Please give the data again in full, exactly as it reads.

SUPPLIED MATERIAL Block Start

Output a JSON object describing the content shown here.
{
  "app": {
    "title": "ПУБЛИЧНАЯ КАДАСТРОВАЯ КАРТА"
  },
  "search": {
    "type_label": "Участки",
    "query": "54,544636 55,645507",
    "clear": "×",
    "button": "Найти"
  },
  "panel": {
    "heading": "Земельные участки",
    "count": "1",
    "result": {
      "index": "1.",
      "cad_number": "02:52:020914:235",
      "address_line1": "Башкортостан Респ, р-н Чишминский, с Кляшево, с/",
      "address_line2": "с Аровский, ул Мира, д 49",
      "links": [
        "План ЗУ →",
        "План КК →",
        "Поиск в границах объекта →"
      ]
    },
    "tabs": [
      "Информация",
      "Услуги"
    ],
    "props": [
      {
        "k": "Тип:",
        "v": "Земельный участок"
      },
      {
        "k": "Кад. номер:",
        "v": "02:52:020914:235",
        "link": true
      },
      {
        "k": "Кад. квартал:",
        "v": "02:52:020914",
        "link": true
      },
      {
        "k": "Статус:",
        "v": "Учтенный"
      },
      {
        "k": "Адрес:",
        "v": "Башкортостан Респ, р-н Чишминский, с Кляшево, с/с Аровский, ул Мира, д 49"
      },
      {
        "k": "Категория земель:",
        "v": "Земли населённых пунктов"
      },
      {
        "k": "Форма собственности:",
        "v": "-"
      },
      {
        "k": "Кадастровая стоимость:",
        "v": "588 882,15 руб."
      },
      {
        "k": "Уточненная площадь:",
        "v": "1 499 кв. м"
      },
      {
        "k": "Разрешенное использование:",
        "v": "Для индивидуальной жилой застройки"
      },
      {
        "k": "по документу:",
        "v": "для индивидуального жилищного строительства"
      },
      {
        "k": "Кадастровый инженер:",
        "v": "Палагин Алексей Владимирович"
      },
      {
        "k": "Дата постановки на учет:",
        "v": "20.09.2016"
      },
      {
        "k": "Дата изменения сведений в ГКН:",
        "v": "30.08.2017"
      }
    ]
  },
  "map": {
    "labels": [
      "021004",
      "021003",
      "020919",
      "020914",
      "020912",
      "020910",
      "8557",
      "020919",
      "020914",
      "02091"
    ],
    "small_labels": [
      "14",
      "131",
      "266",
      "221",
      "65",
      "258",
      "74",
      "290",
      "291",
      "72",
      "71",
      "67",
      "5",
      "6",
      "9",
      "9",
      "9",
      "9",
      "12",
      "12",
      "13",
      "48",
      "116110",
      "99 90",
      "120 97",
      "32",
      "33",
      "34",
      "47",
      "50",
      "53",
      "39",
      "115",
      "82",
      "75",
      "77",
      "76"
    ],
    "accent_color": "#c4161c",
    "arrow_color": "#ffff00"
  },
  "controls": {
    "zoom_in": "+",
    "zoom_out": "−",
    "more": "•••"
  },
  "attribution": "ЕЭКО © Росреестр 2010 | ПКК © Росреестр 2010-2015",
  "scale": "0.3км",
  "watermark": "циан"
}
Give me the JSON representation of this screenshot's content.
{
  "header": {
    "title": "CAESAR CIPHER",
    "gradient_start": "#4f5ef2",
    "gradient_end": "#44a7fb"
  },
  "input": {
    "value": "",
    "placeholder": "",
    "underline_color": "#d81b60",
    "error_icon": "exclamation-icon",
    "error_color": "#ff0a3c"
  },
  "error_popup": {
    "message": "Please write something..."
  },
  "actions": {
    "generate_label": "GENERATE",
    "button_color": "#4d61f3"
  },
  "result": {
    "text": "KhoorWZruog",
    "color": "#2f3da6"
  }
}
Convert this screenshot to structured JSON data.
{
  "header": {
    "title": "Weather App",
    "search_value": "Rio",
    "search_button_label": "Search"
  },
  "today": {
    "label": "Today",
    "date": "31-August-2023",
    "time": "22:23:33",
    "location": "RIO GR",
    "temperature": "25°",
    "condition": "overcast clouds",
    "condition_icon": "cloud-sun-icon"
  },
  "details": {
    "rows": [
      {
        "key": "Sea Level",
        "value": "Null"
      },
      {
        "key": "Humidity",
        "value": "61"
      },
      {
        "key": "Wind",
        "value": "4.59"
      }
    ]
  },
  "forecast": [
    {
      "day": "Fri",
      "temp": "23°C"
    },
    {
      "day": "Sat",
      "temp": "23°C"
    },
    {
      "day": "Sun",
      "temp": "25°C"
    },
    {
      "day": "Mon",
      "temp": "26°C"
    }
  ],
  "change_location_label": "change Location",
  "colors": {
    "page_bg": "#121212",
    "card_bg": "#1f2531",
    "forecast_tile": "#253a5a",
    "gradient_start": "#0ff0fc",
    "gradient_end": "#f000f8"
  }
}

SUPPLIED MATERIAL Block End

*EXPECTED ANSWER*:
Output a JSON object describing the content shown here.
{
  "app": {
    "title": "ПУБЛИЧНАЯ КАДАСТРОВАЯ КАРТА"
  },
  "search": {
    "type_label": "Участки",
    "query": "54,544636 55,645507",
    "clear": "×",
    "button": "Найти"
  },
  "panel": {
    "heading": "Земельные участки",
    "count": "1",
    "result": {
      "index": "1.",
      "cad_number": "02:52:020914:235",
      "address_line1": "Башкортостан Респ, р-н Чишминский, с Кляшево, с/",
      "address_line2": "с Аровский, ул Мира, д 49",
      "links": [
        "План ЗУ →",
        "План КК →",
        "Поиск в границах объекта →"
      ]
    },
    "tabs": [
      "Информация",
      "Услуги"
    ],
    "props": [
      {
        "k": "Тип:",
        "v": "Земельный участок"
      },
      {
        "k": "Кад. номер:",
        "v": "02:52:020914:235",
        "link": true
      },
      {
        "k": "Кад. квартал:",
        "v": "02:52:020914",
        "link": true
      },
      {
        "k": "Статус:",
        "v": "Учтенный"
      },
      {
        "k": "Адрес:",
        "v": "Башкортостан Респ, р-н Чишминский, с Кляшево, с/с Аровский, ул Мира, д 49"
      },
      {
        "k": "Категория земель:",
        "v": "Земли населённых пунктов"
      },
      {
        "k": "Форма собственности:",
        "v": "-"
      },
      {
        "k": "Кадастровая стоимость:",
        "v": "588 882,15 руб."
      },
      {
        "k": "Уточненная площадь:",
        "v": "1 499 кв. м"
      },
      {
        "k": "Разрешенное использование:",
        "v": "Для индивидуальной жилой застройки"
      },
      {
        "k": "по документу:",
        "v": "для индивидуального жилищного строительства"
      },
      {
        "k": "Кадастровый инженер:",
        "v": "Палагин Алексей Владимирович"
      },
      {
        "k": "Дата постановки на учет:",
        "v": "20.09.2016"
      },
      {
        "k": "Дата изменения сведений в ГКН:",
        "v": "30.08.2017"
      }
    ]
  },
  "map": {
    "labels": [
      "021004",
      "021003",
      "020919",
      "020914",
      "020912",
      "020910",
      "8557",
      "020919",
      "020914",
      "02091"
    ],
    "small_labels": [
      "14",
      "131",
      "266",
      "221",
      "65",
      "258",
      "74",
      "290",
      "291",
      "72",
      "71",
      "67",
      "5",
      "6",
      "9",
      "9",
      "9",
      "9",
      "12",
      "12",
      "13",
      "48",
      "116110",
      "99 90",
      "120 97",
      "32",
      "33",
      "34",
      "47",
      "50",
      "53",
      "39",
      "115",
      "82",
      "75",
      "77",
      "76"
    ],
    "accent_color": "#c4161c",
    "arrow_color": "#ffff00"
  },
  "controls": {
    "zoom_in": "+",
    "zoom_out": "−",
    "more": "•••"
  },
  "attribution": "ЕЭКО © Росреестр 2010 | ПКК © Росреестр 2010-2015",
  "scale": "0.3км",
  "watermark": "циан"
}
Give me the JSON representation of this screenshot's content.
{
  "header": {
    "title": "CAESAR CIPHER",
    "gradient_start": "#4f5ef2",
    "gradient_end": "#44a7fb"
  },
  "input": {
    "value": "",
    "placeholder": "",
    "underline_color": "#d81b60",
    "error_icon": "exclamation-icon",
    "error_color": "#ff0a3c"
  },
  "error_popup": {
    "message": "Please write something..."
  },
  "actions": {
    "generate_label": "GENERATE",
    "button_color": "#4d61f3"
  },
  "result": {
    "text": "KhoorWZruog",
    "color": "#2f3da6"
  }
}
Convert this screenshot to structured JSON data.
{
  "header": {
    "title": "Weather App",
    "search_value": "Rio",
    "search_button_label": "Search"
  },
  "today": {
    "label": "Today",
    "date": "31-August-2023",
    "time": "22:23:33",
    "location": "RIO GR",
    "temperature": "25°",
    "condition": "overcast clouds",
    "condition_icon": "cloud-sun-icon"
  },
  "details": {
    "rows": [
      {
        "key": "Sea Level",
        "value": "Null"
      },
      {
        "key": "Humidity",
        "value": "61"
      },
      {
        "key": "Wind",
        "value": "4.59"
      }
    ]
  },
  "forecast": [
    {
      "day": "Fri",
      "temp": "23°C"
    },
    {
      "day": "Sat",
      "temp": "23°C"
    },
    {
      "day": "Sun",
      "temp": "25°C"
    },
    {
      "day": "Mon",
      "temp": "26°C"
    }
  ],
  "change_location_label": "change Location",
  "colors": {
    "page_bg": "#121212",
    "card_bg": "#1f2531",
    "forecast_tile": "#253a5a",
    "gradient_start": "#0ff0fc",
    "gradient_end": "#f000f8"
  }
}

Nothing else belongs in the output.